What to produce: In the data below, which lines contain "phân"? List them by copying each one.

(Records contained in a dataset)
------------
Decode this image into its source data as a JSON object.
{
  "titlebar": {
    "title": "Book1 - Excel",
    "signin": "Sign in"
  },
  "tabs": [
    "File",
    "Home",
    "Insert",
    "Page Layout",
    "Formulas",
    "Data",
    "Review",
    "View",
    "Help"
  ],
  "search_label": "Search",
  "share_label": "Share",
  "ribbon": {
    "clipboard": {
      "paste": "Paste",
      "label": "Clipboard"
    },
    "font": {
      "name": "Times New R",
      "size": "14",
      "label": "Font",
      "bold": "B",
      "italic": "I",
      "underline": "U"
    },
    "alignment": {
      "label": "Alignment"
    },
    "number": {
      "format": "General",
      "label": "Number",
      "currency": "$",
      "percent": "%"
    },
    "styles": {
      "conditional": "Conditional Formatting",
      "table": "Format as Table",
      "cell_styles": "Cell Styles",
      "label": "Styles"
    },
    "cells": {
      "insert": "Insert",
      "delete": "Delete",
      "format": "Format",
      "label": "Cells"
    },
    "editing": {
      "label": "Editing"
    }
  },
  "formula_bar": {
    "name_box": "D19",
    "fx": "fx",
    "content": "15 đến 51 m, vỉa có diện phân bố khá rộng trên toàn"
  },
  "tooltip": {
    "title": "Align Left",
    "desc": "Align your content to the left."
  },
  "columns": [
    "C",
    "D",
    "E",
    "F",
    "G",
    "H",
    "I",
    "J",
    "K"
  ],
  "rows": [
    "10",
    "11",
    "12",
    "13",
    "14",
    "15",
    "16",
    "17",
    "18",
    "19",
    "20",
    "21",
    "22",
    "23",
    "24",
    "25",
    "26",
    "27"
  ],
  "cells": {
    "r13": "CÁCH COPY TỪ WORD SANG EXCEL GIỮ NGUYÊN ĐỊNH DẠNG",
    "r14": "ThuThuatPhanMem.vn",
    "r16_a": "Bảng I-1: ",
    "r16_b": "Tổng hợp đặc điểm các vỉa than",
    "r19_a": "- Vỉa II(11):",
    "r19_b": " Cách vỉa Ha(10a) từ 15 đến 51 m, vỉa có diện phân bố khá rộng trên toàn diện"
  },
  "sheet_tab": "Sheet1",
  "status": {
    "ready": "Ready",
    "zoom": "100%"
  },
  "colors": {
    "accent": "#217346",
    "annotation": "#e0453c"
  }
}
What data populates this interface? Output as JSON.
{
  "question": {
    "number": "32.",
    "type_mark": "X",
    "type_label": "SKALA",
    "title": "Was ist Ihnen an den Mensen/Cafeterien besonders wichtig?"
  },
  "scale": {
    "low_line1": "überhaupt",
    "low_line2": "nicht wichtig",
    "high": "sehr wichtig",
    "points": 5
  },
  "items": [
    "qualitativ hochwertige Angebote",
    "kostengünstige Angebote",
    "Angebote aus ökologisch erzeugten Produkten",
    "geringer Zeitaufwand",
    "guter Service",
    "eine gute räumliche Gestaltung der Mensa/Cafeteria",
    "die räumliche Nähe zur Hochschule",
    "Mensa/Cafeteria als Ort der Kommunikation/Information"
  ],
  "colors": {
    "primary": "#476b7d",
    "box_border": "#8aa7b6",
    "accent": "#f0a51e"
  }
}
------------
Written answer:
    "content": "15 đến 51 m, vỉa có diện phân bố khá rộng trên toàn"
    "r19_b": " Cách vỉa Ha(10a) từ 15 đến 51 m, vỉa có diện phân bố khá rộng trên toàn diện"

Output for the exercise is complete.